Epidemiological studies have noted for some time that a relationship exists between lung function and diet. A meta-analysis published in 2015 found that an unhealthy, western-style diet was associated with increased risk for chronic obstructive pulmonary disease (COPD). Conversely, healthy dietary patterns were associated with reduced risk for COPD. These findings suggested that diet could have a protective impact on COPD pathophysiology, most likely through modulating inflammatory pathways and oxidative stress, which are two factors implicated in COPD onset.1
Higher dietary intake of flavonoids is known to be positively associated with parameters of lung function in general. To examine whether a specific association existed between dietary flavonoid intake and the risk of smoking-related COPD, a large prospective cohort study followed 55,413 men and women, who were aged 50–65 and without COPD at the time of recruitment, for a period of 23 years. Participants with the highest total flavonoid intake had a 20% lower risk of COPD when compared to participants with the lowest intake. On an absolute scale, the study found that both current and former smokers had a considerably higher risk of COPD than non-smokers regardless of flavonoid intake, but current smokers with low flavonoid intake had the highest risk.2

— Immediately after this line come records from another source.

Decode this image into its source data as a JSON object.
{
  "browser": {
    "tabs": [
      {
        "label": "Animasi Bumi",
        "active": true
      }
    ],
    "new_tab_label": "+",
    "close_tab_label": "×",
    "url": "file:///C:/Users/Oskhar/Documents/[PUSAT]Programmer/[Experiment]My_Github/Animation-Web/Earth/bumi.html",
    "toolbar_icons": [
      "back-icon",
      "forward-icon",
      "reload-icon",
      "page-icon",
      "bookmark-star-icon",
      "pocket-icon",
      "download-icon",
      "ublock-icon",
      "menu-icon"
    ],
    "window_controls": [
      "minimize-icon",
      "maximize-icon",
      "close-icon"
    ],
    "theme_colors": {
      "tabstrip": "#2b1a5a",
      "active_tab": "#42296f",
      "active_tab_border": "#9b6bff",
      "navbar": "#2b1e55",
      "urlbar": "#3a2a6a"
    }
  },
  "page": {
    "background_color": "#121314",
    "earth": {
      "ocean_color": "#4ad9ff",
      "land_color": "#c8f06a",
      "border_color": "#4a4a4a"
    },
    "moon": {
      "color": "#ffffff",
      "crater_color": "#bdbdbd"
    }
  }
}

Aging is another major factor that affects lung function. In fact, aging is the single greatest risk factor for several non-communicable chronic lung conditions, such as COPD, idiopathic pulmonary fibrosis (IPF), and many types of lung cancer.3 The link between IPF and aging is so robust that some researchers have coined the term “senescence-associated pulmonary fibrosis” to refer to this chronic, progressive condition in which extracellular collagen accumulates in the lung parenchyma leading to severe decline in lung function.4 In animal and experimental models of IPF, the polyphenol flavonoid, fisetin, was found to reduce collagen accumulation in lung cells.5
Fisetin has also been shown to decrease airway hyperreactivity in an animal model of allergic asthma.6In a recent experimental study that investigated its mechanisms of action with regard to asthma, fisetin was found to reduce oxidative stress in lung cells and bronchial epithelial cells by inhibiting COX-2 expression. It was also shown to reduce inflammatory chemokine and cytokine expression in tracheal epithelial cells through a number of mechanisms, including inhibiting transcription and downstream activity of nuclear factor kappa B (NF-κB) via inhibition of TNF-α, which resulted in significantly reduced levels of IL-8, a pro-inflammatory cytokine that plays a key role in lung inflammation.7

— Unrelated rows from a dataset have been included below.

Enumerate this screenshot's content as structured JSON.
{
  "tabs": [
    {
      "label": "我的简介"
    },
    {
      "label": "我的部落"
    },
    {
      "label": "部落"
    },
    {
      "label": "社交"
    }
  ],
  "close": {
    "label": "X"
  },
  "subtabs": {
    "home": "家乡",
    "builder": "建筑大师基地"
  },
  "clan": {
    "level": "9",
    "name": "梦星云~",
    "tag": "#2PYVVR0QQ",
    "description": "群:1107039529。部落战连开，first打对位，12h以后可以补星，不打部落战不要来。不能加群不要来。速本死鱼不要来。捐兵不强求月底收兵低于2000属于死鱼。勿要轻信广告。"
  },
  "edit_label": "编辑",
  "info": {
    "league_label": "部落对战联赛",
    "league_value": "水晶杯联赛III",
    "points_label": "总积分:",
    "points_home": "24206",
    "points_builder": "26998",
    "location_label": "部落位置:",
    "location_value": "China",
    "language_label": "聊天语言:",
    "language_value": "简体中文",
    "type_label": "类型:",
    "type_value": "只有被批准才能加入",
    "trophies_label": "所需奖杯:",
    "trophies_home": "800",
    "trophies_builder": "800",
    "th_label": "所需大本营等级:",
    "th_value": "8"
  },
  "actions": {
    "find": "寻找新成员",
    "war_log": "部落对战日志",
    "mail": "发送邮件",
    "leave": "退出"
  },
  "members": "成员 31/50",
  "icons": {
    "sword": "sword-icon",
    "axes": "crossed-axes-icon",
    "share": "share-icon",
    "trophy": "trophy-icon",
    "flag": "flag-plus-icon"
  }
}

The TNF-α/NF-κB/IL-8 molecular signaling pathway is also involved in COPD. High levels of IL-8 have been found in the respiratory epithelium of COPD patients during periods of disease exacerbation, and increased NF-κB activity is associated with worsening COPD symptoms.8 Fisetin was shown in an experimental study of COPD to inhibit the TNF-α/NF-κB/IL-8 signaling pathways, suggesting it could potentially have a therapeutic benefit for inflammatory lung conditions.9
Inflammation, oxidative stress, and impaired autophagy are known to be involved in the aging process. Research is also discovering the crucial impact of the gut microbiome on both immunosenescence (decline in immune efficacy), and the chronic pro-inflammatory state associated with aging.10 Naturally occurring polyphenols, such as fisetin, have been shown to have a positive effect on this complex array of interconnected signaling mechanisms – inflammation, oxidative stress, autophagy, and the gut microbiome – that play a key role in regulating aging and health.11 In this regard, polyphenols, derived from both the diet and as dietary supplements, can be viewed as significant allies in modulating two of the major risk factors for lung health: nutrition and aging.